Highest Paying Jobs
According to an October 10, 2010 article in Money Magazine,
the following is a listing of
twenty highest paying jobs in 2010.
Number 9 is software engineer
Best Jobs rank: 18
Median pay: $144,000
Top pay: $202,000
Software engineering directors are in charge of creating new products and helping expand what's possible with software products.
"I like that I have very tangible, direct impact on the success or failure of my projects. I feel much less like a cog in a wheel than at other jobs," says Scott W.D. Rankin, VP of technology at Corporate Reimbursement Services in Cambridge, Mass.

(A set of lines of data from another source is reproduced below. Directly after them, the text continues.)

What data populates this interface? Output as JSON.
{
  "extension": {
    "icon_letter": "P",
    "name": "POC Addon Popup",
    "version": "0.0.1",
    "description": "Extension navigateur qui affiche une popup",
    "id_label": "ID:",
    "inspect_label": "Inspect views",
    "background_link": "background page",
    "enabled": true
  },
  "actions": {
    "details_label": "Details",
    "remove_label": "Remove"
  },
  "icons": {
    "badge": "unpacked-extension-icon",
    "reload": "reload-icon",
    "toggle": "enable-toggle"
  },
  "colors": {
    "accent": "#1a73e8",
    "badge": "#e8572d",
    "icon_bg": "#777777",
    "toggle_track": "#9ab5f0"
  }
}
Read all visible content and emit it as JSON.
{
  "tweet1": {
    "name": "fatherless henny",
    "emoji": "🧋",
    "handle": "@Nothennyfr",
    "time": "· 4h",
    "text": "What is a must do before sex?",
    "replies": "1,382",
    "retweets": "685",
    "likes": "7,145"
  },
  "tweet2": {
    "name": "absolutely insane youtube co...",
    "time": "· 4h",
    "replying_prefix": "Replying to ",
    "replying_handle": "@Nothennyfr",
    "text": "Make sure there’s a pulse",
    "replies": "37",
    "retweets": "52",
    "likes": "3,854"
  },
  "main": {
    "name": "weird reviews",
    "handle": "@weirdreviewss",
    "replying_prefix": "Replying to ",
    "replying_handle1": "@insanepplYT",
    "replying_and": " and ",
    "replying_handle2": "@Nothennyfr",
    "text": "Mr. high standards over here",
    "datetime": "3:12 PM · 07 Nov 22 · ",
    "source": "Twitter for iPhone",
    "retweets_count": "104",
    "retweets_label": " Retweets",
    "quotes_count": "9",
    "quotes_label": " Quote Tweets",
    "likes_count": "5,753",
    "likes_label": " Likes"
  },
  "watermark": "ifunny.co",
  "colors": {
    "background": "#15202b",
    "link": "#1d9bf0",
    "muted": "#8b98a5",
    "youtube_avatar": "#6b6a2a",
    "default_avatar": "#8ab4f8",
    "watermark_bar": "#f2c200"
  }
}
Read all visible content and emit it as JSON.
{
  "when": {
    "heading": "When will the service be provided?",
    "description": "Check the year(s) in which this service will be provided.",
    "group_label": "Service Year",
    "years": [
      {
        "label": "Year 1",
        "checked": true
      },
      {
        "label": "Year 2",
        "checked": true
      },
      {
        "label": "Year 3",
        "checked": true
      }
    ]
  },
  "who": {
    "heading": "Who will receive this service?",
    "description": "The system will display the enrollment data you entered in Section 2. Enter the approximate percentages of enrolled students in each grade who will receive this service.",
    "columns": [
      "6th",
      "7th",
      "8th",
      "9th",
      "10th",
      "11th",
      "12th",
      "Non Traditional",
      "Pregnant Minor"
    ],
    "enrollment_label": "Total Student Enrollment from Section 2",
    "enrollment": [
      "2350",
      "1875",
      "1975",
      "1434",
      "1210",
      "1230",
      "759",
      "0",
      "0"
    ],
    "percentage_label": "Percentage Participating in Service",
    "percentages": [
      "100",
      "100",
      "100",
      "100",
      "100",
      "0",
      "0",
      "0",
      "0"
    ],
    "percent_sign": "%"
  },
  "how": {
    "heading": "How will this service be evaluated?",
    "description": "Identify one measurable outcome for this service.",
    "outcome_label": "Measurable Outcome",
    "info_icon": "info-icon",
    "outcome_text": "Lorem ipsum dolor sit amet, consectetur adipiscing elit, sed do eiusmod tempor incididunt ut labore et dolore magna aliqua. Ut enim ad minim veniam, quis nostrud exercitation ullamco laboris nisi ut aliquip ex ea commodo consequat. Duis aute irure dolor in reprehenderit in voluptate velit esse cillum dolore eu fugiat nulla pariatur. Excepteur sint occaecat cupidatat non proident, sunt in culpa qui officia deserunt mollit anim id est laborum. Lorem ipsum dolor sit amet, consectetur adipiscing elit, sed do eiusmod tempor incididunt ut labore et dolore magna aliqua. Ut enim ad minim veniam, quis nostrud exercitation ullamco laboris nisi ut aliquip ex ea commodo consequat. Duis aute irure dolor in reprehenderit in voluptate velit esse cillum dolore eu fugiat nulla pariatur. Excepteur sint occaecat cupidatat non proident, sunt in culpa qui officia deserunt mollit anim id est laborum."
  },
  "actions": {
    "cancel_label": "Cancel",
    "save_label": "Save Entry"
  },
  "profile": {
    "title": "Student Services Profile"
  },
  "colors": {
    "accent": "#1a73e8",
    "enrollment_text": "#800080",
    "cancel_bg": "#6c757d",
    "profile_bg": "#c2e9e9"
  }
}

"The ability to explain complex technology to non-technical people has been and continues to be the most valuable skill that I learned," he continues. "Most of the people that make the decisions in a corporate environment are non-technical. If you want to stand a chance of determining your own fate, you need to know how to be able to talk to them in their language."
Number 14 is software architect
Best Jobs rank: 1
Median pay: $119,000
Top pay: $162,000
A software architect helped design the software on which you're reading this article right now. In fact, they have a hand in the creation of everyday products from word processors to computer games. High demand for their skills let software architects demand hefty paychecks.
"I love working with customers who have real problems and developers who have ideas for what's possible," says Brian Pinkerton, chief software architect at Lucid Imagination.
"It's in the space between those that real innovation happens: What can we build that will solve our customers' problems and help them with problems they don't know they have yet? Helping real people with real problems is where it's at."
Number 18 is Computer/Information Scientist
Best Jobs rank: 35
Median pay: $115,000
Top pay: $167,000
These techies research computer science issues as either theorists, designers or inventors, creating new products and solving hardware and software problems.
"The technology landscape is always changing -- new devices and platforms, new media and applications. Everything is in continual flux, so it's always interesting," says James Dixon, "chief geek" of Pentaho, an open source business intelligence firm in Orlando, Fla. "Plus I can do my job from my laptop, anywhere."